Our PM is in good hands.

Monday, 6 April 2020

Support available as we face coronavirus

COVID-19 (coronavirus) - the latest | Healthier North-West London ...

Coronavirus is clearly a massive challenge for our country. It is a new illness, and the approach of the government is supported by opposition parties, and guided by Chief Medical Officer Chris Whitty, and Chief Scientific Officer Sir Patrick Vallance. 

As your local MP, I am here to help in any way I can. That is why I have launched by Coronavirus website - It contains lots of information on the support made available, as well as a 'FAQ's' section to answer burning questions. 

You can access each of the pages by clicking the links below: 

Please get in touch if you have any issues or concerns. My office is physically closed, but my small staff team are working from home. Email correspondence sent to will be replied to in the usual way, post is being redirected and phone messages will be responded to. 

A moving address from Her Majesty The Queen

I was very moved by Her Majesty's address to the nation last night - "We will be with our friends again. We will be with our families again. We will meet again."

Britain will get through this, but we all have to play our part. So please do your part, and stay at home. Doing so will slow the spread of coronavirus, so we can protect the NHS and save people's lives.

Watch the Queen's full address below, or read the transcript. 

I am speaking to you at what I know is an increasingly challenging time.

A time of disruption in the life of our country: a disruption that has brought grief to some, financial difficulties to many, and enormous changes to the daily lives of us all.

I want to thank everyone on the NHS frontline, as well as care workers and those carrying out essential roles, who selflessly continue their day-to-day duties outside the home in support of us all.

I am sure the nation will join me in assuring you that what you do is appreciated and every hour of your hard work brings us closer to a return to more normal times.

I also want to thank those of you who are staying at home, thereby helping to protect the vulnerable and sparing many families the pain already felt by those who have lost loved ones.

Together we are tackling this disease, and I want to reassure you that if we remain united and resolute, then we will overcome it.

I hope in the years to come everyone will be able to take pride in how they responded to this challenge.

And those who come after us will say the Britons of this generation were as strong as any.

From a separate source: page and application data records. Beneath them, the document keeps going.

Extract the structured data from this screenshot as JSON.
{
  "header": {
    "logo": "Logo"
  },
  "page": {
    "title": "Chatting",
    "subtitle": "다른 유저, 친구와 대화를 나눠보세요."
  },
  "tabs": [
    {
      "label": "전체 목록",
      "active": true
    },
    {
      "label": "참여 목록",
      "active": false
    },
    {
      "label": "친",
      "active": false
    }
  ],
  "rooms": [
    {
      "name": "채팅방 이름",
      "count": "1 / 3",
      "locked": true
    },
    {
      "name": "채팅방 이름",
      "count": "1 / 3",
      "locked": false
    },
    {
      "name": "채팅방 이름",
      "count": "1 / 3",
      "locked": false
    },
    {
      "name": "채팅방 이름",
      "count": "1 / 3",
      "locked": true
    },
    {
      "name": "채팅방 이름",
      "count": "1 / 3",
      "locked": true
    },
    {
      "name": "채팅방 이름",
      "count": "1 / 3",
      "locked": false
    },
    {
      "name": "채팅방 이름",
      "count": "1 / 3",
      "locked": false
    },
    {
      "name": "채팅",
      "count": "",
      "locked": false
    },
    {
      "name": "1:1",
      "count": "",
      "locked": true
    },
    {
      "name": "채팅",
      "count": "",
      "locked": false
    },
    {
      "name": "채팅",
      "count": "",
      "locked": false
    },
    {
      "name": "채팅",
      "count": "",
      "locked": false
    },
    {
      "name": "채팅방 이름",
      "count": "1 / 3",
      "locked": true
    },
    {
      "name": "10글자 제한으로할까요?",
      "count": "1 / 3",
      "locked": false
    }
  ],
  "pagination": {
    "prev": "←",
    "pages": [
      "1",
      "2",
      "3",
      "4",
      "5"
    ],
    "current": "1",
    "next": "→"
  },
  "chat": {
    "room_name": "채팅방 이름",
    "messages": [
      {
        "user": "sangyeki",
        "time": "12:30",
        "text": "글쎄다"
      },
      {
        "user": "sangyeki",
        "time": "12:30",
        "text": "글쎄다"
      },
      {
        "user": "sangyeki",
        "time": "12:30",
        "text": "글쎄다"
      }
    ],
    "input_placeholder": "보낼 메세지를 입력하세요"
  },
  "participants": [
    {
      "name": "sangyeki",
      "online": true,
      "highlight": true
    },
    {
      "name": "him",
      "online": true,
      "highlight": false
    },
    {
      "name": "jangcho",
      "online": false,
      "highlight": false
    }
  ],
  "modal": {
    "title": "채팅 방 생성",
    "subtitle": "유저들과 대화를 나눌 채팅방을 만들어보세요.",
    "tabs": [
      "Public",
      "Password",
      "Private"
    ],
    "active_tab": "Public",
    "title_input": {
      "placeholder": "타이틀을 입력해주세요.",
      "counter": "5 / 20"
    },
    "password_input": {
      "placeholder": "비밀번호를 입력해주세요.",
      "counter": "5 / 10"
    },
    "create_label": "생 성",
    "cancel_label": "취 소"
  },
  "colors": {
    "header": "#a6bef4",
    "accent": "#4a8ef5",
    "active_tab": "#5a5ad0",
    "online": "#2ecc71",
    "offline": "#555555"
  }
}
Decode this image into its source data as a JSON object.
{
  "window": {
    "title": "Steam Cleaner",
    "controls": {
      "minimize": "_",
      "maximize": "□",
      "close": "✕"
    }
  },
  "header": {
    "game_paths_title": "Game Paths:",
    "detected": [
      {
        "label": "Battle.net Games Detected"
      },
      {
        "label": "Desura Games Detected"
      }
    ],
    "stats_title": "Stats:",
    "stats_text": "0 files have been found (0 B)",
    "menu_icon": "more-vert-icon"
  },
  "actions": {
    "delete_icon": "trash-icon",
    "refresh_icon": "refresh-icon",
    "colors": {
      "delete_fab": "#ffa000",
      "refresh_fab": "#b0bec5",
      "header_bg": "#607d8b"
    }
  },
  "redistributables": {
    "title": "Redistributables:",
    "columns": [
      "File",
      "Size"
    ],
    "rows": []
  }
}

That the attributes of self-discipline, of quiet good-humoured resolve and of fellow-feeling still characterise this country.

The pride in who we are is not a part of our past, it defines our present and our future.

The moments when the United Kingdom has come together to applaud its care and essential workers will be remembered as an expression of our national spirit; and its symbol will be the rainbows drawn by children.

Across the Commonwealth and around the world, we have seen heart-warming stories of people coming together to help others, be it through delivering food parcels and medicines, checking on neighbours, or converting businesses to help the relief effort.

And though self-isolating may at times be hard, many people of all faiths, and of none, are discovering that it presents an opportunity to slow down, pause and reflect, in prayer or meditation.

It reminds me of the very first broadcast I made, in 1940, helped by my sister.

We, as children, spoke from here at Windsor to children who had been evacuated from their homes and sent away for their own safety.

Today, once again, many will feel a painful sense of separation from their loved ones. But now, as then, we know, deep down, that it is the right thing to do.

While we have faced challenges before, this one is different.

This time we join with all nations across the globe in a common endeavour, using the great advances of science and our instinctive compassion to heal.

We will succeed - and that success will belong to every one of us.

We should take comfort that while we may have more still to endure, better days will return: we will be with our friends again; we will be with our families again; we will meet again.

But for now, I send my thanks and warmest good wishes to you all.